### Data excerpts

##########

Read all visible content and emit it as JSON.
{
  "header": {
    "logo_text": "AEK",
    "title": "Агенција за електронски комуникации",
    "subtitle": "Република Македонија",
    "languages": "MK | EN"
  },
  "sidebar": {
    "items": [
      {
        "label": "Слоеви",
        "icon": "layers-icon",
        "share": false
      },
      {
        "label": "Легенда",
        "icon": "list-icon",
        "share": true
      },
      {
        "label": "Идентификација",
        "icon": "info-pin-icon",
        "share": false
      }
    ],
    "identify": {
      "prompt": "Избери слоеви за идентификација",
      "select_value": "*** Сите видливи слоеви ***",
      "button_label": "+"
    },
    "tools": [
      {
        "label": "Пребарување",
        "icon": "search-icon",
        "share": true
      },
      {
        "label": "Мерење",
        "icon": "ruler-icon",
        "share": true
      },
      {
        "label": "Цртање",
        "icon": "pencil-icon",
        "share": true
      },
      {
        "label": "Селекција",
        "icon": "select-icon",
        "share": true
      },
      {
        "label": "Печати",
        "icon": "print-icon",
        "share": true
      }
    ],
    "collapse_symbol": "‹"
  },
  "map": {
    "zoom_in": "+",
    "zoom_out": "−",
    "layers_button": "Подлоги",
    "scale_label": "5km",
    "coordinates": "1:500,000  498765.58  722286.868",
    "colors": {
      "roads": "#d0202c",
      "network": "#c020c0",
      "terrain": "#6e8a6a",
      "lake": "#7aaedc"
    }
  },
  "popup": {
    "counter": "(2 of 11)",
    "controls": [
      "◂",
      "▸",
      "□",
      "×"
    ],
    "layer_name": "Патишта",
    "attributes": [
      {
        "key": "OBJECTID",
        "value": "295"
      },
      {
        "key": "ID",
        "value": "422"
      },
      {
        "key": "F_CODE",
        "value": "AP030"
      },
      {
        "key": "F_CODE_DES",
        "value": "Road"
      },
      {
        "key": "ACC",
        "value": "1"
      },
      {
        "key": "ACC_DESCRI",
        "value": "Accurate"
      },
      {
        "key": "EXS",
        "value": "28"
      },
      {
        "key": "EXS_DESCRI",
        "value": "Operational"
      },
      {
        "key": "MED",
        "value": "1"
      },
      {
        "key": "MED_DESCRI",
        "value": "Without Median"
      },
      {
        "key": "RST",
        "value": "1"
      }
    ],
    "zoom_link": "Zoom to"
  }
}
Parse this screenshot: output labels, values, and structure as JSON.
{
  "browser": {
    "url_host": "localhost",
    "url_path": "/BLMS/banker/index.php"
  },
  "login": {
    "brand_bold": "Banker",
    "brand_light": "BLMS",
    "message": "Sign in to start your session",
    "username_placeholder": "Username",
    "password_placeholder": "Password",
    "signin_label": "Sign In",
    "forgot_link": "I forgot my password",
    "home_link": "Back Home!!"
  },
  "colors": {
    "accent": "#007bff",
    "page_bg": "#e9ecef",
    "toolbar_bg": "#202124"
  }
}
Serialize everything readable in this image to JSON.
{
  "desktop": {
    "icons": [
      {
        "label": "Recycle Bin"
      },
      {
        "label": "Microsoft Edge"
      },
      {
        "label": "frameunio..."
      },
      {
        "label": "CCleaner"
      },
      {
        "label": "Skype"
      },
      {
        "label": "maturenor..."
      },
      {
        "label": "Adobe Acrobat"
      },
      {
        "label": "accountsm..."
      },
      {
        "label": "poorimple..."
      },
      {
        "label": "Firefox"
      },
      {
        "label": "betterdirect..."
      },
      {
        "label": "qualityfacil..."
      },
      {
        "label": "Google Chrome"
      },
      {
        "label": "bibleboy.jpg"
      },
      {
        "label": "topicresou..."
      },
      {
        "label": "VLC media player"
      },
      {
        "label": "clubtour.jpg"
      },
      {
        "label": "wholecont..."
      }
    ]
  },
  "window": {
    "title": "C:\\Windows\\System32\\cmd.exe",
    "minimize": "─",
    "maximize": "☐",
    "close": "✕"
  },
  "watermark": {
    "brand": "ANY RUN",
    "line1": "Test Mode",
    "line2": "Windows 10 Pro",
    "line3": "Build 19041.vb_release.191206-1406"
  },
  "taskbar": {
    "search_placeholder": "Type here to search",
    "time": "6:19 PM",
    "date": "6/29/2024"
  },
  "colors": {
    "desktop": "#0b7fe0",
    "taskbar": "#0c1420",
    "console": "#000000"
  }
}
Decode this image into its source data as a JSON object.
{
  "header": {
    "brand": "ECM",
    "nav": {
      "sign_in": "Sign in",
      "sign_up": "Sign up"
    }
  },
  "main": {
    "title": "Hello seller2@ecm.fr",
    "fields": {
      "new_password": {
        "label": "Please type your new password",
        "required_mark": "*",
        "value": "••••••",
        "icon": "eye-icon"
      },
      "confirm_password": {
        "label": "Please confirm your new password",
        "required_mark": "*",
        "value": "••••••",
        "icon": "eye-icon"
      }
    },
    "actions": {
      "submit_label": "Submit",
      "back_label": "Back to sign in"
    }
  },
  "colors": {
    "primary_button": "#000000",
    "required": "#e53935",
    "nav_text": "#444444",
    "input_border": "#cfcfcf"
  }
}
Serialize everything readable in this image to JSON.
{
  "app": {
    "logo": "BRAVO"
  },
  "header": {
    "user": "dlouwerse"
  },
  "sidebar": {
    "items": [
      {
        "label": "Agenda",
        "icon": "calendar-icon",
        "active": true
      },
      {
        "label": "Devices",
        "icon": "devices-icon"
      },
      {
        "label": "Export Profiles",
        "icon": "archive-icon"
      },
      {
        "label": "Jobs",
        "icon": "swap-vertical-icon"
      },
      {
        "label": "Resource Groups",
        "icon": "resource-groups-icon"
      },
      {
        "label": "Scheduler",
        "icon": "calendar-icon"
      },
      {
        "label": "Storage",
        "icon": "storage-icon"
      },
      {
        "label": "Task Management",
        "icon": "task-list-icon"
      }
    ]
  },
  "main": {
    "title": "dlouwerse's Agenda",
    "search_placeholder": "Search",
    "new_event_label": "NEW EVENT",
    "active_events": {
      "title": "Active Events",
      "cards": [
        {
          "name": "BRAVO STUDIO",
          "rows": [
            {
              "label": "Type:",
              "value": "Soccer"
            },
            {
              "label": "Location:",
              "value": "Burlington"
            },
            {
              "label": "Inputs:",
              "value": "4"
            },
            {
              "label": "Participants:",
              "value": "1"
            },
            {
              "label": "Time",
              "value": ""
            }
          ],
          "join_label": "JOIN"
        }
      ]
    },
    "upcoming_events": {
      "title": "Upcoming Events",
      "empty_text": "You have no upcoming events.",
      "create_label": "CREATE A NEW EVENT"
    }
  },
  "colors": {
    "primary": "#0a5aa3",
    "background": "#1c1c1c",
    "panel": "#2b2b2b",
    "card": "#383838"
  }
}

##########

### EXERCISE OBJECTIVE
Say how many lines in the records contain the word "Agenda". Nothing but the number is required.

### ANSWER SPACE
2